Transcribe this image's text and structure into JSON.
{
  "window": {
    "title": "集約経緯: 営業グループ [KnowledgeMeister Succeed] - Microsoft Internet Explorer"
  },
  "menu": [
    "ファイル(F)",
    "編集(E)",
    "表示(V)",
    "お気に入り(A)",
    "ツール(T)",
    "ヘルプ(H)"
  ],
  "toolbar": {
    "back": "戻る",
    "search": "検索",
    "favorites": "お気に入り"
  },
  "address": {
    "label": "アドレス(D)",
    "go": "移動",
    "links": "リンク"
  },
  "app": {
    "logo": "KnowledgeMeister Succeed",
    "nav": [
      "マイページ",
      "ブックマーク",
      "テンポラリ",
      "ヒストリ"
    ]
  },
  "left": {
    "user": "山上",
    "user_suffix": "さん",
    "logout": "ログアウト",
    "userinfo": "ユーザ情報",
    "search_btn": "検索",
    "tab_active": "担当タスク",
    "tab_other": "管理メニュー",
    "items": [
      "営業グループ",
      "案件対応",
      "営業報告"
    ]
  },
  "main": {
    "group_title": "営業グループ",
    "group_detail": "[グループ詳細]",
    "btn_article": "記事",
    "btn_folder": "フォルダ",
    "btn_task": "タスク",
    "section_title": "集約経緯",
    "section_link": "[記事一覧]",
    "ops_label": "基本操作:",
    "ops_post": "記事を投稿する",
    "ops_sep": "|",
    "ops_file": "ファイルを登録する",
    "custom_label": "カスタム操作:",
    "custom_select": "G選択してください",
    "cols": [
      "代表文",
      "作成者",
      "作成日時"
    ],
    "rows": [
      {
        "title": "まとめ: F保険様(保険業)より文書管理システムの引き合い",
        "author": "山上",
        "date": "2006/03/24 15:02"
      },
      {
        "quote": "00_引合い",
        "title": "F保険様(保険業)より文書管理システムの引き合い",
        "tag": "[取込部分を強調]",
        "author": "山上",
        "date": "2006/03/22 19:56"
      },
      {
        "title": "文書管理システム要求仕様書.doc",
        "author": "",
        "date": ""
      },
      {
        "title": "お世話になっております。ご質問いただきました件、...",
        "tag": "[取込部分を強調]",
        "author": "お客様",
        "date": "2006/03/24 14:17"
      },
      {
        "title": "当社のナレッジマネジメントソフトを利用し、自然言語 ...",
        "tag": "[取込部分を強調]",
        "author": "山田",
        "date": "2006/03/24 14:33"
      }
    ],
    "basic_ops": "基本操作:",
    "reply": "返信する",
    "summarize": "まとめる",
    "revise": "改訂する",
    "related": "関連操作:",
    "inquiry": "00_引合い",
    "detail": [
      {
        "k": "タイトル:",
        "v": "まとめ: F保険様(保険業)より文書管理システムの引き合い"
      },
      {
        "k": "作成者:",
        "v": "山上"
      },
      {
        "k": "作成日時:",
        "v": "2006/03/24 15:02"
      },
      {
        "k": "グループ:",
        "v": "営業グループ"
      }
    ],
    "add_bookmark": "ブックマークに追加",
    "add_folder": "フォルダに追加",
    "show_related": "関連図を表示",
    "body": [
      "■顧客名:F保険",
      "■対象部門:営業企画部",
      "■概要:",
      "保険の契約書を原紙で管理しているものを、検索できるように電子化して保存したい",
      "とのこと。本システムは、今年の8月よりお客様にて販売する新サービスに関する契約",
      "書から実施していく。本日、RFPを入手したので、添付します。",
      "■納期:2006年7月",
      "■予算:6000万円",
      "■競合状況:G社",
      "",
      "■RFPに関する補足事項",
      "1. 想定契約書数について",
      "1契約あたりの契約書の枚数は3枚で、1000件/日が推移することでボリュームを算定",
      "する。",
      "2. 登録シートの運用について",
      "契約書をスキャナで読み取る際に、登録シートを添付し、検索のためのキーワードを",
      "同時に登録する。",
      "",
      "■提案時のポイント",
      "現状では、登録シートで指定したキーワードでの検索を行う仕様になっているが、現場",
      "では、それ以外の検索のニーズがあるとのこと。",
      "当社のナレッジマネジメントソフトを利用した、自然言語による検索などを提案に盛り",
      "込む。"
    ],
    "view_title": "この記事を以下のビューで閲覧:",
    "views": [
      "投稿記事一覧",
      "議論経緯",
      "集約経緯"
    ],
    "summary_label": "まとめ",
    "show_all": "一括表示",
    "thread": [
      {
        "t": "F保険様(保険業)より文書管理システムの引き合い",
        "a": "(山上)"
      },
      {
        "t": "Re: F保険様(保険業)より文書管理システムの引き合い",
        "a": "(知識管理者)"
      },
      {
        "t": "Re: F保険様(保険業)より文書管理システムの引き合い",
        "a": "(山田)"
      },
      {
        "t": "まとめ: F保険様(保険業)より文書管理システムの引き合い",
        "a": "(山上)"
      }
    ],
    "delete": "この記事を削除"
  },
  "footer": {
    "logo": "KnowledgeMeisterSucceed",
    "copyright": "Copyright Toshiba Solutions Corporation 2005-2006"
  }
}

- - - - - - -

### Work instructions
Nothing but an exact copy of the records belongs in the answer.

### Solved problem
Transcribe this image's text and structure into JSON.
{
  "window": {
    "title": "集約経緯: 営業グループ [KnowledgeMeister Succeed] - Microsoft Internet Explorer"
  },
  "menu": [
    "ファイル(F)",
    "編集(E)",
    "表示(V)",
    "お気に入り(A)",
    "ツール(T)",
    "ヘルプ(H)"
  ],
  "toolbar": {
    "back": "戻る",
    "search": "検索",
    "favorites": "お気に入り"
  },
  "address": {
    "label": "アドレス(D)",
    "go": "移動",
    "links": "リンク"
  },
  "app": {
    "logo": "KnowledgeMeister Succeed",
    "nav": [
      "マイページ",
      "ブックマーク",
      "テンポラリ",
      "ヒストリ"
    ]
  },
  "left": {
    "user": "山上",
    "user_suffix": "さん",
    "logout": "ログアウト",
    "userinfo": "ユーザ情報",
    "search_btn": "検索",
    "tab_active": "担当タスク",
    "tab_other": "管理メニュー",
    "items": [
      "営業グループ",
      "案件対応",
      "営業報告"
    ]
  },
  "main": {
    "group_title": "営業グループ",
    "group_detail": "[グループ詳細]",
    "btn_article": "記事",
    "btn_folder": "フォルダ",
    "btn_task": "タスク",
    "section_title": "集約経緯",
    "section_link": "[記事一覧]",
    "ops_label": "基本操作:",
    "ops_post": "記事を投稿する",
    "ops_sep": "|",
    "ops_file": "ファイルを登録する",
    "custom_label": "カスタム操作:",
    "custom_select": "G選択してください",
    "cols": [
      "代表文",
      "作成者",
      "作成日時"
    ],
    "rows": [
      {
        "title": "まとめ: F保険様(保険業)より文書管理システムの引き合い",
        "author": "山上",
        "date": "2006/03/24 15:02"
      },
      {
        "quote": "00_引合い",
        "title": "F保険様(保険業)より文書管理システムの引き合い",
        "tag": "[取込部分を強調]",
        "author": "山上",
        "date": "2006/03/22 19:56"
      },
      {
        "title": "文書管理システム要求仕様書.doc",
        "author": "",
        "date": ""
      },
      {
        "title": "お世話になっております。ご質問いただきました件、...",
        "tag": "[取込部分を強調]",
        "author": "お客様",
        "date": "2006/03/24 14:17"
      },
      {
        "title": "当社のナレッジマネジメントソフトを利用し、自然言語 ...",
        "tag": "[取込部分を強調]",
        "author": "山田",
        "date": "2006/03/24 14:33"
      }
    ],
    "basic_ops": "基本操作:",
    "reply": "返信する",
    "summarize": "まとめる",
    "revise": "改訂する",
    "related": "関連操作:",
    "inquiry": "00_引合い",
    "detail": [
      {
        "k": "タイトル:",
        "v": "まとめ: F保険様(保険業)より文書管理システムの引き合い"
      },
      {
        "k": "作成者:",
        "v": "山上"
      },
      {
        "k": "作成日時:",
        "v": "2006/03/24 15:02"
      },
      {
        "k": "グループ:",
        "v": "営業グループ"
      }
    ],
    "add_bookmark": "ブックマークに追加",
    "add_folder": "フォルダに追加",
    "show_related": "関連図を表示",
    "body": [
      "■顧客名:F保険",
      "■対象部門:営業企画部",
      "■概要:",
      "保険の契約書を原紙で管理しているものを、検索できるように電子化して保存したい",
      "とのこと。本システムは、今年の8月よりお客様にて販売する新サービスに関する契約",
      "書から実施していく。本日、RFPを入手したので、添付します。",
      "■納期:2006年7月",
      "■予算:6000万円",
      "■競合状況:G社",
      "",
      "■RFPに関する補足事項",
      "1. 想定契約書数について",
      "1契約あたりの契約書の枚数は3枚で、1000件/日が推移することでボリュームを算定",
      "する。",
      "2. 登録シートの運用について",
      "契約書をスキャナで読み取る際に、登録シートを添付し、検索のためのキーワードを",
      "同時に登録する。",
      "",
      "■提案時のポイント",
      "現状では、登録シートで指定したキーワードでの検索を行う仕様になっているが、現場",
      "では、それ以外の検索のニーズがあるとのこと。",
      "当社のナレッジマネジメントソフトを利用した、自然言語による検索などを提案に盛り",
      "込む。"
    ],
    "view_title": "この記事を以下のビューで閲覧:",
    "views": [
      "投稿記事一覧",
      "議論経緯",
      "集約経緯"
    ],
    "summary_label": "まとめ",
    "show_all": "一括表示",
    "thread": [
      {
        "t": "F保険様(保険業)より文書管理システムの引き合い",
        "a": "(山上)"
      },
      {
        "t": "Re: F保険様(保険業)より文書管理システムの引き合い",
        "a": "(知識管理者)"
      },
      {
        "t": "Re: F保険様(保険業)より文書管理システムの引き合い",
        "a": "(山田)"
      },
      {
        "t": "まとめ: F保険様(保険業)より文書管理システムの引き合い",
        "a": "(山上)"
      }
    ],
    "delete": "この記事を削除"
  },
  "footer": {
    "logo": "KnowledgeMeisterSucceed",
    "copyright": "Copyright Toshiba Solutions Corporation 2005-2006"
  }
}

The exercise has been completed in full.